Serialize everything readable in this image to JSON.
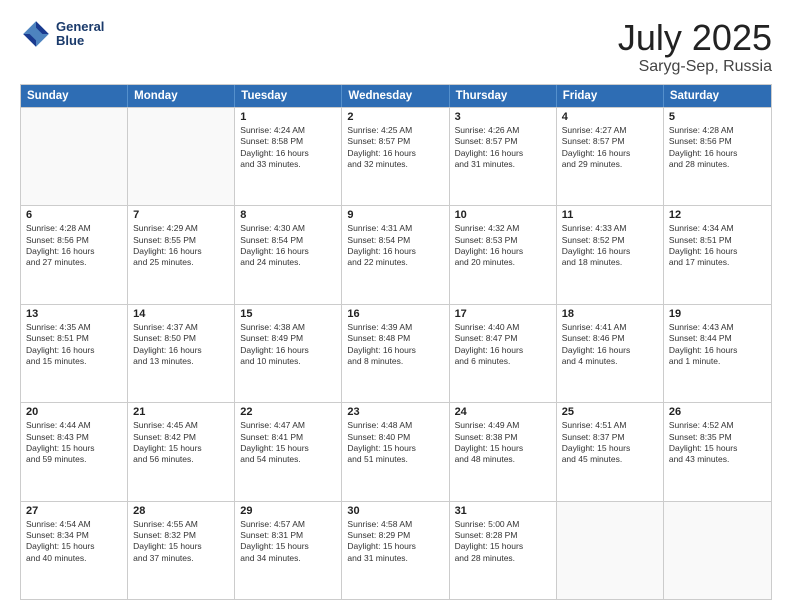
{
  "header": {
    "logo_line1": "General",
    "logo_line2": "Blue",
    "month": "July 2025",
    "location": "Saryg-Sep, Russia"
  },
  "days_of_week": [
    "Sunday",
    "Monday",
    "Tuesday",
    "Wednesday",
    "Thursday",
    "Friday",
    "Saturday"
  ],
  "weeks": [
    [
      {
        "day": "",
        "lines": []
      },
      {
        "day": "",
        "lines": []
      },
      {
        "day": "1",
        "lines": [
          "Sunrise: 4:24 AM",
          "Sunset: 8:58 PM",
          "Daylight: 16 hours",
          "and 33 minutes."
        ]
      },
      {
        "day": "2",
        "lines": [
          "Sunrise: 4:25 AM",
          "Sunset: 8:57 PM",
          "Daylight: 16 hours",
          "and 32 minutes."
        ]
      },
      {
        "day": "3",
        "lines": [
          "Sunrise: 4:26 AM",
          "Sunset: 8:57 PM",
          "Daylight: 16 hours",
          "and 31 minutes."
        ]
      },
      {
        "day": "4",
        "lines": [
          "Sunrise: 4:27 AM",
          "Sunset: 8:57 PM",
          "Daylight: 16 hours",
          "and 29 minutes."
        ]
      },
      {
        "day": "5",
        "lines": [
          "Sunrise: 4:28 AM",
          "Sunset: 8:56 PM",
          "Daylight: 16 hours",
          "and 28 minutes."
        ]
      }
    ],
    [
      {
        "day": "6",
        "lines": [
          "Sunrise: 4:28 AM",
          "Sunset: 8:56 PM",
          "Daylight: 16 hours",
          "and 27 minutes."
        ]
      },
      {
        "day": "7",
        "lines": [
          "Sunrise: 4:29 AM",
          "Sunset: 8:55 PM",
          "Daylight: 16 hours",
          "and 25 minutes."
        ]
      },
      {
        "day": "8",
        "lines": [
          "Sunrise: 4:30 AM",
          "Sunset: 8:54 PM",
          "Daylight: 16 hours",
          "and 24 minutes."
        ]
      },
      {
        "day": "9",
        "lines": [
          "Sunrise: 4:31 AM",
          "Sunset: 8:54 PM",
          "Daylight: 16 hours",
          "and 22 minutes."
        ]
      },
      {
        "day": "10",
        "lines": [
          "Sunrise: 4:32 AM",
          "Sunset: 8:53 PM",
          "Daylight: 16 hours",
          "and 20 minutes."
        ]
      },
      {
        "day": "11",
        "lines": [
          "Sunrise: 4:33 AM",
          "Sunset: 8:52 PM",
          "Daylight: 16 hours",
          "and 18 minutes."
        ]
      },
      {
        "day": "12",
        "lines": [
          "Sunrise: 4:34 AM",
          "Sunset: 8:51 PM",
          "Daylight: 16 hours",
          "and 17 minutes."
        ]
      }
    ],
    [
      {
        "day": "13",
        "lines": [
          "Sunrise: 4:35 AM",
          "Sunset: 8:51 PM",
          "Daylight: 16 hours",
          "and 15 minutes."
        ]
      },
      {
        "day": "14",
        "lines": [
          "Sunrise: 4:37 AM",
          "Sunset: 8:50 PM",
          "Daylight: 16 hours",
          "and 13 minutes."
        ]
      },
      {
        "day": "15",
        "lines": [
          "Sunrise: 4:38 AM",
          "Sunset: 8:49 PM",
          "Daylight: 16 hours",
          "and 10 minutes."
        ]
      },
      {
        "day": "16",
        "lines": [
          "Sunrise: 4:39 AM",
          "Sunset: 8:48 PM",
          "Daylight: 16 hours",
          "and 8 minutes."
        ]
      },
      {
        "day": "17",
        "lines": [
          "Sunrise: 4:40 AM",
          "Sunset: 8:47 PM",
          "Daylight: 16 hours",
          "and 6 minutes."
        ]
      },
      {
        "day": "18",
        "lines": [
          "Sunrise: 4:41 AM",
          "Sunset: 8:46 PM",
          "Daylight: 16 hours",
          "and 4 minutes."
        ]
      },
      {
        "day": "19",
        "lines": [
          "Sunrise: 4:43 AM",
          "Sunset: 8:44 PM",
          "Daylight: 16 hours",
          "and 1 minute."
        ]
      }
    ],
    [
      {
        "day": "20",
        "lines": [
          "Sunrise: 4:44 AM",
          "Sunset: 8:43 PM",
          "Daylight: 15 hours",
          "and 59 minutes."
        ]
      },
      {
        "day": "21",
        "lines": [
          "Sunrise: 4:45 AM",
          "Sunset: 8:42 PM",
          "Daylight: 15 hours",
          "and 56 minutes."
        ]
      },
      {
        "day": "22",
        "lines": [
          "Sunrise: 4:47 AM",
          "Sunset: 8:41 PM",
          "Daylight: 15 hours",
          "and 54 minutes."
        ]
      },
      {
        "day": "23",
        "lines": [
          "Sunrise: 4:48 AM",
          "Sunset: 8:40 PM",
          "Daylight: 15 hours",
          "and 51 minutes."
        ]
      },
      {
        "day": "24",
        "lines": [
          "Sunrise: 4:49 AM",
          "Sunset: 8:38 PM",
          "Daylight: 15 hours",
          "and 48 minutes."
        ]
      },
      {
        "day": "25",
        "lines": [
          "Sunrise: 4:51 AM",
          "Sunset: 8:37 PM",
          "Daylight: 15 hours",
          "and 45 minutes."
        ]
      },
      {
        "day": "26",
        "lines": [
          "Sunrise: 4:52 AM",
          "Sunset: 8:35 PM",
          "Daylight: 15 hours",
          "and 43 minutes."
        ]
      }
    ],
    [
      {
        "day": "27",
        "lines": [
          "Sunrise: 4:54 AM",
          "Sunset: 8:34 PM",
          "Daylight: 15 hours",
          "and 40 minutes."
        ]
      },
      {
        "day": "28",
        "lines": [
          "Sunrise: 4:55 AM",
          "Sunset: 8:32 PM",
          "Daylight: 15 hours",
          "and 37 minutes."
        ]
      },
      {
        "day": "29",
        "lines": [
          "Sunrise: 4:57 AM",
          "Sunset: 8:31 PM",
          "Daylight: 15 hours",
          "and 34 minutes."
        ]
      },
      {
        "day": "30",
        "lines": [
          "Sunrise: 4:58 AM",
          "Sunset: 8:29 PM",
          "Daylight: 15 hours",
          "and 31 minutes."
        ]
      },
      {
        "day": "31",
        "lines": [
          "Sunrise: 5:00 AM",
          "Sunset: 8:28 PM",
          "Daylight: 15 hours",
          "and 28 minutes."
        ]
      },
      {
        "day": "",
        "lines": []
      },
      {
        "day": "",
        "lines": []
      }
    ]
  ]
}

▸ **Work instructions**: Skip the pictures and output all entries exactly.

▸ **Exercise solution**:
Serialize everything readable in this image to JSON.
{
  "header": {
    "logo_line1": "General",
    "logo_line2": "Blue",
    "month": "July 2025",
    "location": "Saryg-Sep, Russia"
  },
  "days_of_week": [
    "Sunday",
    "Monday",
    "Tuesday",
    "Wednesday",
    "Thursday",
    "Friday",
    "Saturday"
  ],
  "weeks": [
    [
      {
        "day": "",
        "lines": []
      },
      {
        "day": "",
        "lines": []
      },
      {
        "day": "1",
        "lines": [
          "Sunrise: 4:24 AM",
          "Sunset: 8:58 PM",
          "Daylight: 16 hours",
          "and 33 minutes."
        ]
      },
      {
        "day": "2",
        "lines": [
          "Sunrise: 4:25 AM",
          "Sunset: 8:57 PM",
          "Daylight: 16 hours",
          "and 32 minutes."
        ]
      },
      {
        "day": "3",
        "lines": [
          "Sunrise: 4:26 AM",
          "Sunset: 8:57 PM",
          "Daylight: 16 hours",
          "and 31 minutes."
        ]
      },
      {
        "day": "4",
        "lines": [
          "Sunrise: 4:27 AM",
          "Sunset: 8:57 PM",
          "Daylight: 16 hours",
          "and 29 minutes."
        ]
      },
      {
        "day": "5",
        "lines": [
          "Sunrise: 4:28 AM",
          "Sunset: 8:56 PM",
          "Daylight: 16 hours",
          "and 28 minutes."
        ]
      }
    ],
    [
      {
        "day": "6",
        "lines": [
          "Sunrise: 4:28 AM",
          "Sunset: 8:56 PM",
          "Daylight: 16 hours",
          "and 27 minutes."
        ]
      },
      {
        "day": "7",
        "lines": [
          "Sunrise: 4:29 AM",
          "Sunset: 8:55 PM",
          "Daylight: 16 hours",
          "and 25 minutes."
        ]
      },
      {
        "day": "8",
        "lines": [
          "Sunrise: 4:30 AM",
          "Sunset: 8:54 PM",
          "Daylight: 16 hours",
          "and 24 minutes."
        ]
      },
      {
        "day": "9",
        "lines": [
          "Sunrise: 4:31 AM",
          "Sunset: 8:54 PM",
          "Daylight: 16 hours",
          "and 22 minutes."
        ]
      },
      {
        "day": "10",
        "lines": [
          "Sunrise: 4:32 AM",
          "Sunset: 8:53 PM",
          "Daylight: 16 hours",
          "and 20 minutes."
        ]
      },
      {
        "day": "11",
        "lines": [
          "Sunrise: 4:33 AM",
          "Sunset: 8:52 PM",
          "Daylight: 16 hours",
          "and 18 minutes."
        ]
      },
      {
        "day": "12",
        "lines": [
          "Sunrise: 4:34 AM",
          "Sunset: 8:51 PM",
          "Daylight: 16 hours",
          "and 17 minutes."
        ]
      }
    ],
    [
      {
        "day": "13",
        "lines": [
          "Sunrise: 4:35 AM",
          "Sunset: 8:51 PM",
          "Daylight: 16 hours",
          "and 15 minutes."
        ]
      },
      {
        "day": "14",
        "lines": [
          "Sunrise: 4:37 AM",
          "Sunset: 8:50 PM",
          "Daylight: 16 hours",
          "and 13 minutes."
        ]
      },
      {
        "day": "15",
        "lines": [
          "Sunrise: 4:38 AM",
          "Sunset: 8:49 PM",
          "Daylight: 16 hours",
          "and 10 minutes."
        ]
      },
      {
        "day": "16",
        "lines": [
          "Sunrise: 4:39 AM",
          "Sunset: 8:48 PM",
          "Daylight: 16 hours",
          "and 8 minutes."
        ]
      },
      {
        "day": "17",
        "lines": [
          "Sunrise: 4:40 AM",
          "Sunset: 8:47 PM",
          "Daylight: 16 hours",
          "and 6 minutes."
        ]
      },
      {
        "day": "18",
        "lines": [
          "Sunrise: 4:41 AM",
          "Sunset: 8:46 PM",
          "Daylight: 16 hours",
          "and 4 minutes."
        ]
      },
      {
        "day": "19",
        "lines": [
          "Sunrise: 4:43 AM",
          "Sunset: 8:44 PM",
          "Daylight: 16 hours",
          "and 1 minute."
        ]
      }
    ],
    [
      {
        "day": "20",
        "lines": [
          "Sunrise: 4:44 AM",
          "Sunset: 8:43 PM",
          "Daylight: 15 hours",
          "and 59 minutes."
        ]
      },
      {
        "day": "21",
        "lines": [
          "Sunrise: 4:45 AM",
          "Sunset: 8:42 PM",
          "Daylight: 15 hours",
          "and 56 minutes."
        ]
      },
      {
        "day": "22",
        "lines": [
          "Sunrise: 4:47 AM",
          "Sunset: 8:41 PM",
          "Daylight: 15 hours",
          "and 54 minutes."
        ]
      },
      {
        "day": "23",
        "lines": [
          "Sunrise: 4:48 AM",
          "Sunset: 8:40 PM",
          "Daylight: 15 hours",
          "and 51 minutes."
        ]
      },
      {
        "day": "24",
        "lines": [
          "Sunrise: 4:49 AM",
          "Sunset: 8:38 PM",
          "Daylight: 15 hours",
          "and 48 minutes."
        ]
      },
      {
        "day": "25",
        "lines": [
          "Sunrise: 4:51 AM",
          "Sunset: 8:37 PM",
          "Daylight: 15 hours",
          "and 45 minutes."
        ]
      },
      {
        "day": "26",
        "lines": [
          "Sunrise: 4:52 AM",
          "Sunset: 8:35 PM",
          "Daylight: 15 hours",
          "and 43 minutes."
        ]
      }
    ],
    [
      {
        "day": "27",
        "lines": [
          "Sunrise: 4:54 AM",
          "Sunset: 8:34 PM",
          "Daylight: 15 hours",
          "and 40 minutes."
        ]
      },
      {
        "day": "28",
        "lines": [
          "Sunrise: 4:55 AM",
          "Sunset: 8:32 PM",
          "Daylight: 15 hours",
          "and 37 minutes."
        ]
      },
      {
        "day": "29",
        "lines": [
          "Sunrise: 4:57 AM",
          "Sunset: 8:31 PM",
          "Daylight: 15 hours",
          "and 34 minutes."
        ]
      },
      {
        "day": "30",
        "lines": [
          "Sunrise: 4:58 AM",
          "Sunset: 8:29 PM",
          "Daylight: 15 hours",
          "and 31 minutes."
        ]
      },
      {
        "day": "31",
        "lines": [
          "Sunrise: 5:00 AM",
          "Sunset: 8:28 PM",
          "Daylight: 15 hours",
          "and 28 minutes."
        ]
      },
      {
        "day": "",
        "lines": []
      },
      {
        "day": "",
        "lines": []
      }
    ]
  ]
}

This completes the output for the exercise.